The IRS has a big order to fill: tens of thousands of new employees are needed in the next two years to fight a high attrition rate that is eroding ranks at a time when the agency says it needs to expand.

To do that, the IRS should be making more use of pay incentives, which it has used sparingly in the last three years, according to its inspector general.

The agency did rely on pay incentives to keep essential workers from jumping ship at the onset of the COVID-19 pandemic in 2019, but it has issued relocation, recruitment and retention bonuses only 31 other times during that period.

“The IRS may miss hiring and employee retention opportunities involving mission-critical positions by not maximizing the use of appropriate special payment incentives,” according to the report.

Pay is often a pain point when it comes to attracting new entrants to federal service, with public sector pay lagging the private sector by almost 25%, according to the Federal Salary Council. Annual raises try to keep pace, but knowing they may not specifically address certain skill gaps,the Office of Personnel Management and Congress have given agencies other powers to set higher pay for high-demand positions in science, technology, medicine or human resources.

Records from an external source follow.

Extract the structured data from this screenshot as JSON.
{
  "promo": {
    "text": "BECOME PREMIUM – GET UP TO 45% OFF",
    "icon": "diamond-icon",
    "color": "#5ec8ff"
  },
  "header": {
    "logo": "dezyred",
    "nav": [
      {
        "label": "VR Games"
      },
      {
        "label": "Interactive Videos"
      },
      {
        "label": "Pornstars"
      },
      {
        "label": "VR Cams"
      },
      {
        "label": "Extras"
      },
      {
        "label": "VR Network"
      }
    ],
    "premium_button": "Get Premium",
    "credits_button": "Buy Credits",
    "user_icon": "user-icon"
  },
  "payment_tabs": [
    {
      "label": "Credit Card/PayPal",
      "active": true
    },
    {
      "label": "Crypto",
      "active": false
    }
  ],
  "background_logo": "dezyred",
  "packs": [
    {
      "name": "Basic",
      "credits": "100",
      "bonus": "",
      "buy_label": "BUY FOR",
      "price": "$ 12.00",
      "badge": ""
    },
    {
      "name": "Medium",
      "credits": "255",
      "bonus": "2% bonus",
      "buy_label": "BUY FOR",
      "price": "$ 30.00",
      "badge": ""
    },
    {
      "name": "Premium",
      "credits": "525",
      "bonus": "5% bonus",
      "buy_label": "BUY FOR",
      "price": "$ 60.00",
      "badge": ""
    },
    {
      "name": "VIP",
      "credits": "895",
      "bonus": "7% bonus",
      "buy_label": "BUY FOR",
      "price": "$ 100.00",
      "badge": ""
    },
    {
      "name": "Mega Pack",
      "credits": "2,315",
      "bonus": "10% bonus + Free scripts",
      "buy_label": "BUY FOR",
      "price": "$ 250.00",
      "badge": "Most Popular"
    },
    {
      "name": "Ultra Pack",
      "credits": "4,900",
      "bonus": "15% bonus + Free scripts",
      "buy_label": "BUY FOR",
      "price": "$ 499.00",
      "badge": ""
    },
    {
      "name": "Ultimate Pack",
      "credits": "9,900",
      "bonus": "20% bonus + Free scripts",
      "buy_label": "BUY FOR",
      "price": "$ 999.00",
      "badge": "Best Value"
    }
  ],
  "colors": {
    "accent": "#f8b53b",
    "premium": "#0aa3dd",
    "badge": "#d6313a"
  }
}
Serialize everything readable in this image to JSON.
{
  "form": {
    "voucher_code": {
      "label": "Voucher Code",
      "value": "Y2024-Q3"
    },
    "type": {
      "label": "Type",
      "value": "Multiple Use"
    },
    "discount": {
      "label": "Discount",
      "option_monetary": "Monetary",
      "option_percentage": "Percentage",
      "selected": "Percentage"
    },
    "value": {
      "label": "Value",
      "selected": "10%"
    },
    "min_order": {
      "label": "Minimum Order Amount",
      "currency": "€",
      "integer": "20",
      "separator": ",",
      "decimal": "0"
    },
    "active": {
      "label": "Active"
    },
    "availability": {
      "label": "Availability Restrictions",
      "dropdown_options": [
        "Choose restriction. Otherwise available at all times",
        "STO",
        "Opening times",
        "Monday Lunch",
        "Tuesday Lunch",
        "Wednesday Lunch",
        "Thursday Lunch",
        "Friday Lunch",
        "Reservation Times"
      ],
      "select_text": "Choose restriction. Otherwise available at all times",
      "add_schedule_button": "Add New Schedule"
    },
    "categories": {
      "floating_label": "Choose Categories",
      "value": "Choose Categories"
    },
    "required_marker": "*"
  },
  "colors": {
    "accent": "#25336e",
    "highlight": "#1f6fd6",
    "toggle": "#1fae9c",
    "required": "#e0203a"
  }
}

At the IRS, recruitment efforts are fighting against an attrition rate of 8.5%, higher than the governmentwide average of 6.1%. By the end of 2022, the IRS lost 917 revenue agents, nearly 11% of the strength it had at the beginning of the year. Officials said in the report that turnover for these roles has been linked to overall dissatisfaction with pay and opportunities for promotion.

Churn is in part is also driven by the high volumes of work and stress from increased political pressure and threats.

So while the agency has a goal to hire 19,000 employees each year, in reality, it expects a net increase of 5,000 to 10,000 employees.

The agency’s watchdog recommended leaders use more recruitment and retention pay incentives, especially as the agency is being expected by Congress to modernize many of its tax services and improve customer service, requiring broad efforts to lift itself out of aging IT and ensure there are relevant experts in-house who can monitor these projects.

The agency has used pay incentives before, as it did in 2019 at the beginning of the COVID-19 pandemic to retain essential workers to process of tax returns. These duties were not telework-eligible and required the physical presence of staff in the office while many other operations went remote to keep employees safe from exposure to the virus.

The majority of the 1,466 incentive payments made between 2019 and 2022 were for these workers, totaling $900,000.

The other bonuses were given for recruitment, retention or relocation and varied in amount, with some as little as $200 and others as much as $64,000.

“To improve staffing retention, the IRS should consider expanding the use of retention incentives to encourage experienced revenue agents to remain with the agency,” according to the report.

The agency has also tried using a three-decade old authority granted by Congress to allow agencies to pay certain highly skilled positions at a higher rate. However, after it took the agency nearly three years to approve six hires, agency leaders told the watchdog it will not continue using it.

Few other agencies have used that governmentwide authority since it was created in 1990, citing the lengthy and complex approval process, according to watchdog reports and outside groups.

Molly Weisner is a staff reporter for Federal Times where she covers labor, policy and contracting pertaining to the government workforce. She made previous stops at USA Today and McClatchy as a digital producer, and worked at The New York Times as a copy editor. Molly majored in journalism at the University of North Carolina at Chapel Hill.

In Other News
Load More